Search the records for the word "JSON" and copy each line in which it appears.

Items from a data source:
== Segment start ==

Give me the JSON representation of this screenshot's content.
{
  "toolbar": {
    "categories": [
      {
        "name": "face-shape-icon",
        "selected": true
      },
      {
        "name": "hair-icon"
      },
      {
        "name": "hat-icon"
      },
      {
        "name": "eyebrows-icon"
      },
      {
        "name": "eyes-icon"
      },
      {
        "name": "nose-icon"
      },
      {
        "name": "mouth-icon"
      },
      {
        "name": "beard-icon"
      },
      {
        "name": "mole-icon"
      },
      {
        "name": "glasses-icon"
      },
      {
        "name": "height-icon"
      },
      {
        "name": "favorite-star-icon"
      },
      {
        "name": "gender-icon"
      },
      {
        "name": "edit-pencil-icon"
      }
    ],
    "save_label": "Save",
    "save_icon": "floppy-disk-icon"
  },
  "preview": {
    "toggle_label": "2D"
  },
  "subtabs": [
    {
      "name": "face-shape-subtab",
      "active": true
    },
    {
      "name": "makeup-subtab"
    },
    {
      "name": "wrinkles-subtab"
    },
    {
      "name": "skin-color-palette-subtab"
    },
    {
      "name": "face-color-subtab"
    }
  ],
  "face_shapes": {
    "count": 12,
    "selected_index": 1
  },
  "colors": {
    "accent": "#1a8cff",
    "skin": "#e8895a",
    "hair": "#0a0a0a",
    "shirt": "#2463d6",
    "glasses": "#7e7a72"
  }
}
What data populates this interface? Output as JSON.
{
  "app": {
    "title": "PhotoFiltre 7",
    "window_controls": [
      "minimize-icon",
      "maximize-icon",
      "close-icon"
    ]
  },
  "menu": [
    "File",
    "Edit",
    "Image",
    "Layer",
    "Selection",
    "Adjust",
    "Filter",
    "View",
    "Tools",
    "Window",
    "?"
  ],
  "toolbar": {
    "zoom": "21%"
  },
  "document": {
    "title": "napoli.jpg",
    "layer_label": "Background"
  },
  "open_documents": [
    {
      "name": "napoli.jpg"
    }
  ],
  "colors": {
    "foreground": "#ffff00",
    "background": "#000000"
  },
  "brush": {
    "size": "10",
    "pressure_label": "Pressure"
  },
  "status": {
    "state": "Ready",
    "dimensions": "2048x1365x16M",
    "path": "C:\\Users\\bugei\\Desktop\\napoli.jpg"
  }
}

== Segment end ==

- **Answer to this exercise**
Give me the JSON representation of this screenshot's content.
What data populates this interface? Output as JSON.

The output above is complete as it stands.